## What you have to do
Once a line is found to contain "text", copy it out of the listing.

## Stored data
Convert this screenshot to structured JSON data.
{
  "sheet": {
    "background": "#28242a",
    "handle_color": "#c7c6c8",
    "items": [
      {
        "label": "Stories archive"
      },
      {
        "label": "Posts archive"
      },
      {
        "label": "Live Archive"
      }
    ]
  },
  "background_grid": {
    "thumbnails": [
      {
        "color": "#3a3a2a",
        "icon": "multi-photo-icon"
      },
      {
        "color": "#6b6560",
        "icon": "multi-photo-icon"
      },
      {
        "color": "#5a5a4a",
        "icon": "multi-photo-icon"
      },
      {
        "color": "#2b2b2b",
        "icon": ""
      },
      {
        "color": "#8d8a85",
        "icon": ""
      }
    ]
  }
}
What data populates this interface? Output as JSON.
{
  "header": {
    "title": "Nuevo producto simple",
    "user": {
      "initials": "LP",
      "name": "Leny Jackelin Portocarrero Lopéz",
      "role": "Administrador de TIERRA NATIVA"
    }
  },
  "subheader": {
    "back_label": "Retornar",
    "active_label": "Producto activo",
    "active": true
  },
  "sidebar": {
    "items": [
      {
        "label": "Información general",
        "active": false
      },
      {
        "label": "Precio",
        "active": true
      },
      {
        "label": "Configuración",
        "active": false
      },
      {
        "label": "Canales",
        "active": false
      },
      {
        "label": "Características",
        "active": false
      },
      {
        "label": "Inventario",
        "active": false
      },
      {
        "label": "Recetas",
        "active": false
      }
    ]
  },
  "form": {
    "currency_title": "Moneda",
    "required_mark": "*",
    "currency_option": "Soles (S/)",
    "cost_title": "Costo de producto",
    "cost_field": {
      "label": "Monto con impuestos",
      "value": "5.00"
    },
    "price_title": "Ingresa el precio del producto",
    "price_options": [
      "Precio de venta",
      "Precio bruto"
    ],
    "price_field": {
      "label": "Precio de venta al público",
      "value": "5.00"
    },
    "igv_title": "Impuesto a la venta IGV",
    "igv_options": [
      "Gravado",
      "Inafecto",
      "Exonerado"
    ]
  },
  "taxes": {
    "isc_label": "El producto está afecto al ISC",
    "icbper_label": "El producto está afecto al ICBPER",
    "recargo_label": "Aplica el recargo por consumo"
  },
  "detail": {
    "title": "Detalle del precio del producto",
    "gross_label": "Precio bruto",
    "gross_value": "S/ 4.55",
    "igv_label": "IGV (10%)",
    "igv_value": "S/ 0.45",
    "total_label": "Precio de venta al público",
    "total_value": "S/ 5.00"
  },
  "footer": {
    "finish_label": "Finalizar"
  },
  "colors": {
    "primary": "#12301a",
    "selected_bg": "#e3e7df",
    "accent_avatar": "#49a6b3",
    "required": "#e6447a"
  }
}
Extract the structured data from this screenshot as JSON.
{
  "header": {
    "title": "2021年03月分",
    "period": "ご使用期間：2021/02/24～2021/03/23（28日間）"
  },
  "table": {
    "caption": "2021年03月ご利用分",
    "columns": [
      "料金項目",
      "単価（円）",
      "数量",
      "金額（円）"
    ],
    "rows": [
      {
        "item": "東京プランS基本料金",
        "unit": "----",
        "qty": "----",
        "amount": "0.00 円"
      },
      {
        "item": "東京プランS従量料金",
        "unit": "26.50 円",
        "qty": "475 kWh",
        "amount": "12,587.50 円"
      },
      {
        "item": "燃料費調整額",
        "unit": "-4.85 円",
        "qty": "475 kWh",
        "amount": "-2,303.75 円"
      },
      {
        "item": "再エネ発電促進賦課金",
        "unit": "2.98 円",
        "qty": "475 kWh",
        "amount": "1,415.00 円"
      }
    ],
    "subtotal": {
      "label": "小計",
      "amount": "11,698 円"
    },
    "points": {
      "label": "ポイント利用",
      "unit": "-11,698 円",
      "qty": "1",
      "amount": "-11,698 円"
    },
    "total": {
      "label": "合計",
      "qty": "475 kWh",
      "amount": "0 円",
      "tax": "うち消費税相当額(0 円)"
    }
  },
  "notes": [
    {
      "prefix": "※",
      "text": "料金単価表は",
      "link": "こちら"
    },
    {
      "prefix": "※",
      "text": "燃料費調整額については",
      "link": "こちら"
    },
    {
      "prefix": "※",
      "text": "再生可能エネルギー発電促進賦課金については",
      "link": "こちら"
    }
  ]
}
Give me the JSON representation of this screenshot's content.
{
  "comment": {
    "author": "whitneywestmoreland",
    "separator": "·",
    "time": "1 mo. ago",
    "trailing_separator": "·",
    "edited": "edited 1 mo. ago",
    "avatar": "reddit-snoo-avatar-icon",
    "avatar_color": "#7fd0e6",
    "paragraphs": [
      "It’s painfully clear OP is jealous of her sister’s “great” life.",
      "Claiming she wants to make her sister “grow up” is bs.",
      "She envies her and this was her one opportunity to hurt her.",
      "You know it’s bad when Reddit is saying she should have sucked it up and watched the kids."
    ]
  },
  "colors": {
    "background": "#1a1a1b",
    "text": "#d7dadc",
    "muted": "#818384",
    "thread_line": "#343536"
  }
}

## Task result
      "text": "料金単価表は",
      "text": "燃料費調整額については",
      "text": "再生可能エネルギー発電促進賦課金については",
    "text": "#d7dadc",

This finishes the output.